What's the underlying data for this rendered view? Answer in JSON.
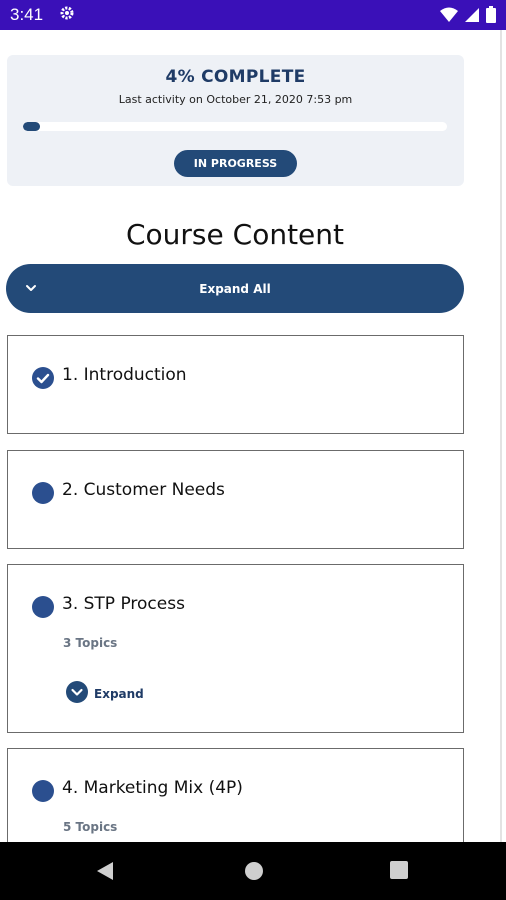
{
  "status_bar": {
    "time": "3:41"
  },
  "progress": {
    "percent_label": "4% COMPLETE",
    "last_activity": "Last activity on October 21, 2020 7:53 pm",
    "percent": 4,
    "status": "IN PROGRESS"
  },
  "course": {
    "title": "Course Content",
    "expand_all": "Expand All",
    "modules": [
      {
        "title": "1. Introduction",
        "completed": true
      },
      {
        "title": "2. Customer Needs",
        "completed": false
      },
      {
        "title": "3. STP Process",
        "completed": false,
        "topics": "3 Topics",
        "expand": "Expand"
      },
      {
        "title": "4. Marketing Mix (4P)",
        "completed": false,
        "topics": "5 Topics"
      }
    ]
  },
  "colors": {
    "status_bar": "#3a10b8",
    "accent": "#234a78",
    "card_bg": "#eef1f6"
  }
}
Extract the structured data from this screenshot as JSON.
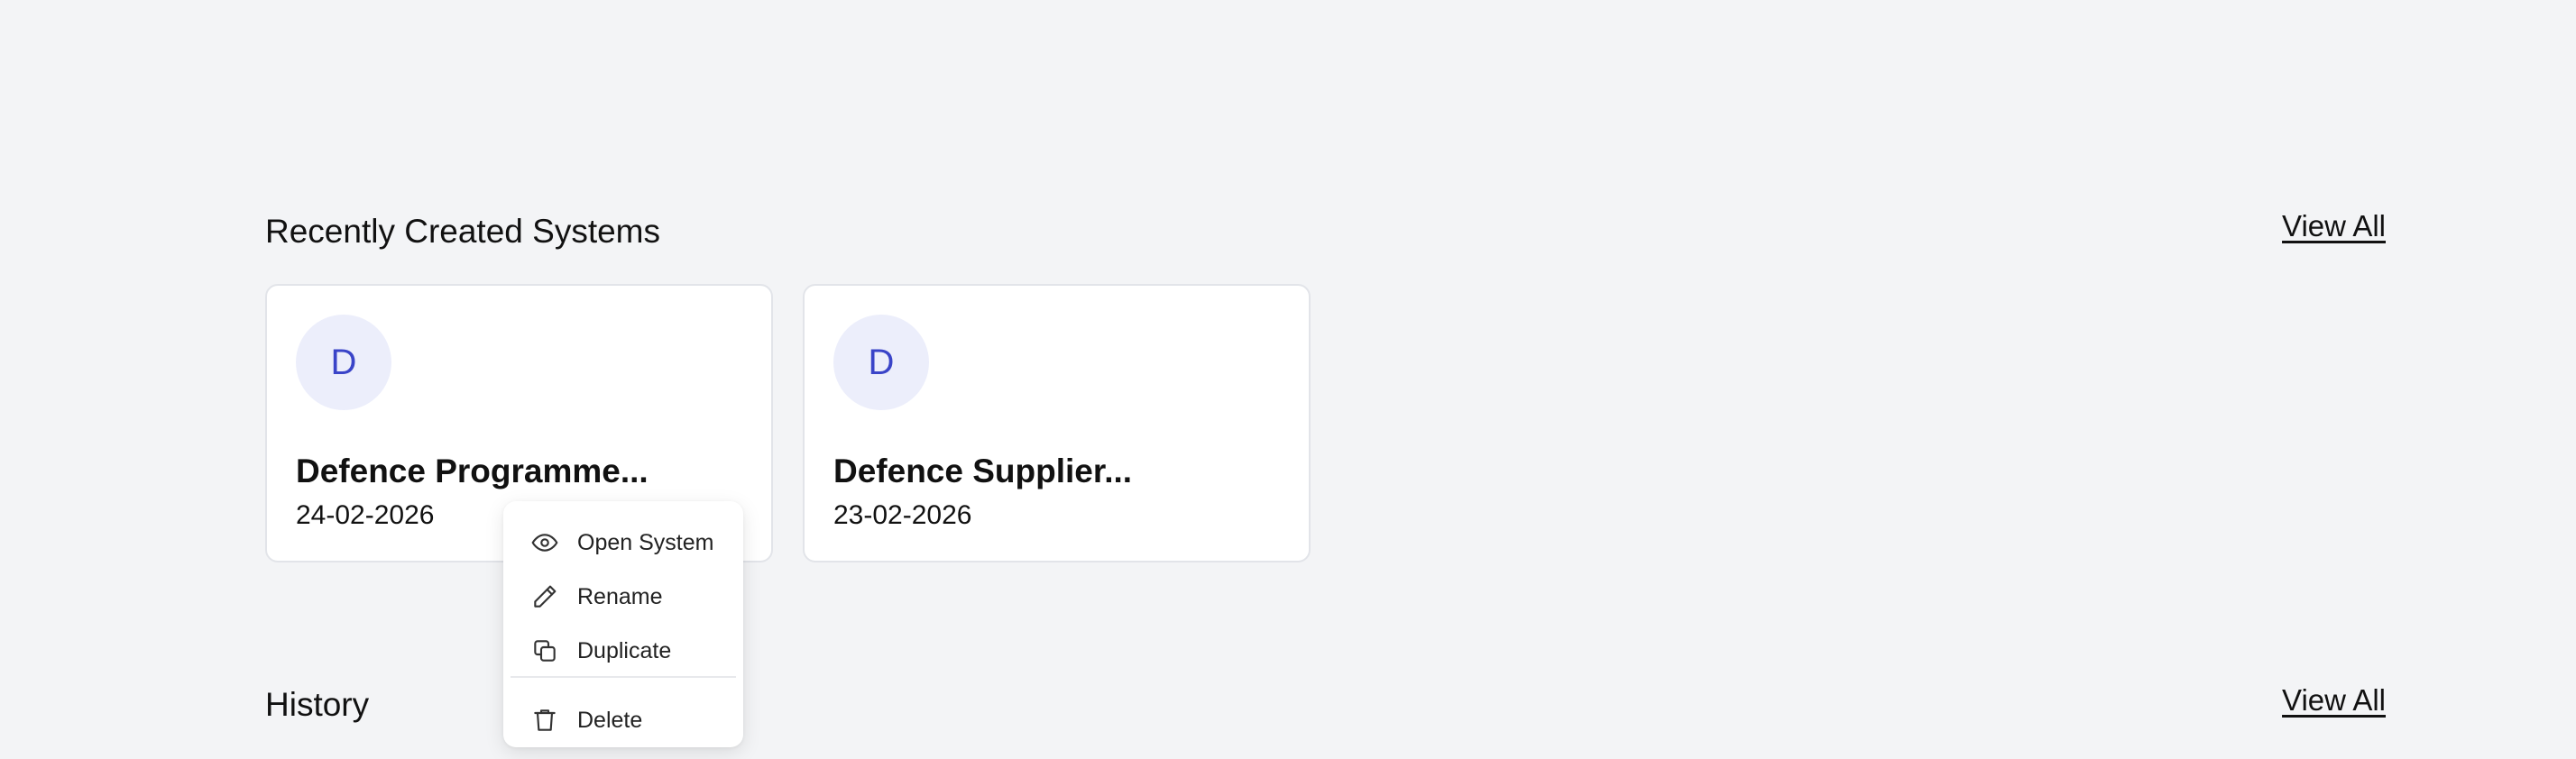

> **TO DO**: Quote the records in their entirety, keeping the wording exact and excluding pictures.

> **OUTPUT BELOW**:
What's the underlying data for this rendered view? Answer in JSON.
{
  "status_bar": {
    "time": "3:41"
  },
  "progress": {
    "percent_label": "4% COMPLETE",
    "last_activity": "Last activity on October 21, 2020 7:53 pm",
    "percent": 4,
    "status": "IN PROGRESS"
  },
  "course": {
    "title": "Course Content",
    "expand_all": "Expand All",
    "modules": [
      {
        "title": "1. Introduction",
        "completed": true
      },
      {
        "title": "2. Customer Needs",
        "completed": false
      },
      {
        "title": "3. STP Process",
        "completed": false,
        "topics": "3 Topics",
        "expand": "Expand"
      },
      {
        "title": "4. Marketing Mix (4P)",
        "completed": false,
        "topics": "5 Topics"
      }
    ]
  },
  "colors": {
    "status_bar": "#3a10b8",
    "accent": "#234a78",
    "card_bg": "#eef1f6"
  }
}
Extract the structured data from this screenshot as JSON.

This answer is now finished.